Dust particles or particulate matter (PM) are in the air all around us – sometimes we can see them, sometimes we can’t, and the smaller and less perceptible they are, the longer they can stay in the air. The longer they stay in the air, the more likely employees are to breathe them in. And when they are breathed in there can be serious consequences.

What are PM1 particles – and how do they affect employees?
The dust that gets into your lungs is called ‘respirable dust’. It includes all particles with a width between 1 and 2.5micrometres. These are known as PM1 and PM2.5. PM1 dust is particulate matter with an aerodynamic diameter of under 2.5 micrometres, and it’s potentially even more damaging than PM2.5, which we know as the typical fine dust and which had previously generated a lot more hype and more research.

PM1 particles come from sources such as combustible fossil fuels (oil, diesel, gas, coal, etc.), power plants and internal combustion engines – among other things – and are the most common pollutants you’ll find in a metropolitan or industrial setting.

PM1 isn’t as widely monitored as PM2.5. But if you’re exposed to significant quantities of dust, you may be affected by it. Consequently, the longer you and your employees breathe it in, the worse the effects. Deep breathing pulls air pollutants faster and further into the lungs.

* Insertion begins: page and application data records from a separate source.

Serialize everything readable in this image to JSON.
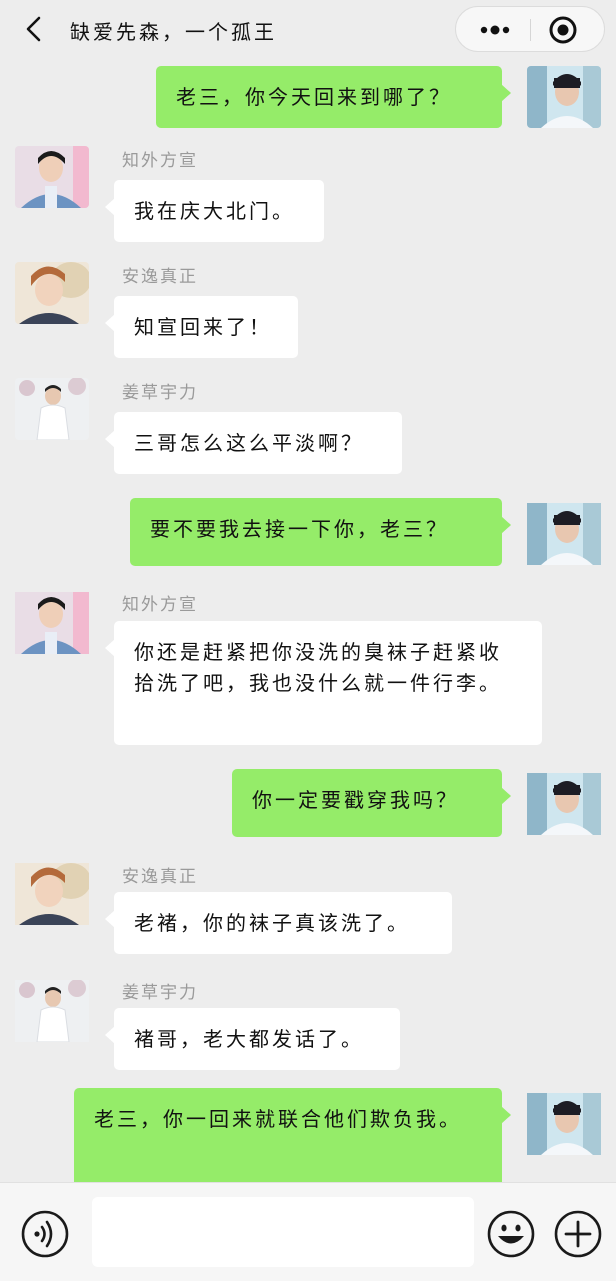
{
  "header": {
    "title": "缺爱先森，一个孤王",
    "back_icon": "chevron-left-icon",
    "more_icon": "more-dots-icon",
    "close_icon": "target-close-icon"
  },
  "messages": [
    {
      "direction": "out",
      "sender": "",
      "text": "老三，你今天回来到哪了？",
      "avatar": "avatar-self"
    },
    {
      "direction": "in",
      "sender": "知外方宣",
      "text": "我在庆大北门。",
      "avatar": "avatar-zhiwai"
    },
    {
      "direction": "in",
      "sender": "安逸真正",
      "text": "知宣回来了！",
      "avatar": "avatar-anyi"
    },
    {
      "direction": "in",
      "sender": "姜草宇力",
      "text": "三哥怎么这么平淡啊？",
      "avatar": "avatar-jiangcao"
    },
    {
      "direction": "out",
      "sender": "",
      "text": "要不要我去接一下你，老三？",
      "avatar": "avatar-self"
    },
    {
      "direction": "in",
      "sender": "知外方宣",
      "text": "你还是赶紧把你没洗的臭袜子赶紧收拾洗了吧，我也没什么就一件行李。",
      "avatar": "avatar-zhiwai"
    },
    {
      "direction": "out",
      "sender": "",
      "text": "你一定要戳穿我吗？",
      "avatar": "avatar-self"
    },
    {
      "direction": "in",
      "sender": "安逸真正",
      "text": "老褚，你的袜子真该洗了。",
      "avatar": "avatar-anyi"
    },
    {
      "direction": "in",
      "sender": "姜草宇力",
      "text": "褚哥，老大都发话了。",
      "avatar": "avatar-jiangcao"
    },
    {
      "direction": "out",
      "sender": "",
      "text": "老三，你一回来就联合他们欺负我。",
      "avatar": "avatar-self"
    }
  ],
  "footer": {
    "input_value": "",
    "voice_icon": "voice-icon",
    "emoji_icon": "emoji-icon",
    "plus_icon": "plus-icon"
  },
  "colors": {
    "background": "#ededed",
    "outgoing_bubble": "#95ec69",
    "incoming_bubble": "#ffffff",
    "sender_name": "#9a9a9a"
  }
}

Zehnder Clean Air Solutions tackles dust at source. The company reports that its clean air systems have been proven to reduce dust particles by up to 90%, ensuring that it’s taken out of the air before employees have a chance to breathe it in.